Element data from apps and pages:
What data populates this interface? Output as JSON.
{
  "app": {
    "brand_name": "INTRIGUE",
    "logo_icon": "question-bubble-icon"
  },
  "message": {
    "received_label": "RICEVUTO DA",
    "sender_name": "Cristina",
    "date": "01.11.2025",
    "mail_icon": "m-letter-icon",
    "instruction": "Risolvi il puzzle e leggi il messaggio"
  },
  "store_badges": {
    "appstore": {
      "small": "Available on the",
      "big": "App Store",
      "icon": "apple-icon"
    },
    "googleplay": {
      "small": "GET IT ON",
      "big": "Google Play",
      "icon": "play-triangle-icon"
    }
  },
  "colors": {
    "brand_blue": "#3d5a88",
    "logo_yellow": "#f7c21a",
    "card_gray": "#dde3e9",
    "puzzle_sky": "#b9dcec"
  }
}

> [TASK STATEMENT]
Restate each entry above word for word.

> [RESULT OF THE EXERCISE]
What data populates this interface? Output as JSON.
{
  "app": {
    "brand_name": "INTRIGUE",
    "logo_icon": "question-bubble-icon"
  },
  "message": {
    "received_label": "RICEVUTO DA",
    "sender_name": "Cristina",
    "date": "01.11.2025",
    "mail_icon": "m-letter-icon",
    "instruction": "Risolvi il puzzle e leggi il messaggio"
  },
  "store_badges": {
    "appstore": {
      "small": "Available on the",
      "big": "App Store",
      "icon": "apple-icon"
    },
    "googleplay": {
      "small": "GET IT ON",
      "big": "Google Play",
      "icon": "play-triangle-icon"
    }
  },
  "colors": {
    "brand_blue": "#3d5a88",
    "logo_yellow": "#f7c21a",
    "card_gray": "#dde3e9",
    "puzzle_sky": "#b9dcec"
  }
}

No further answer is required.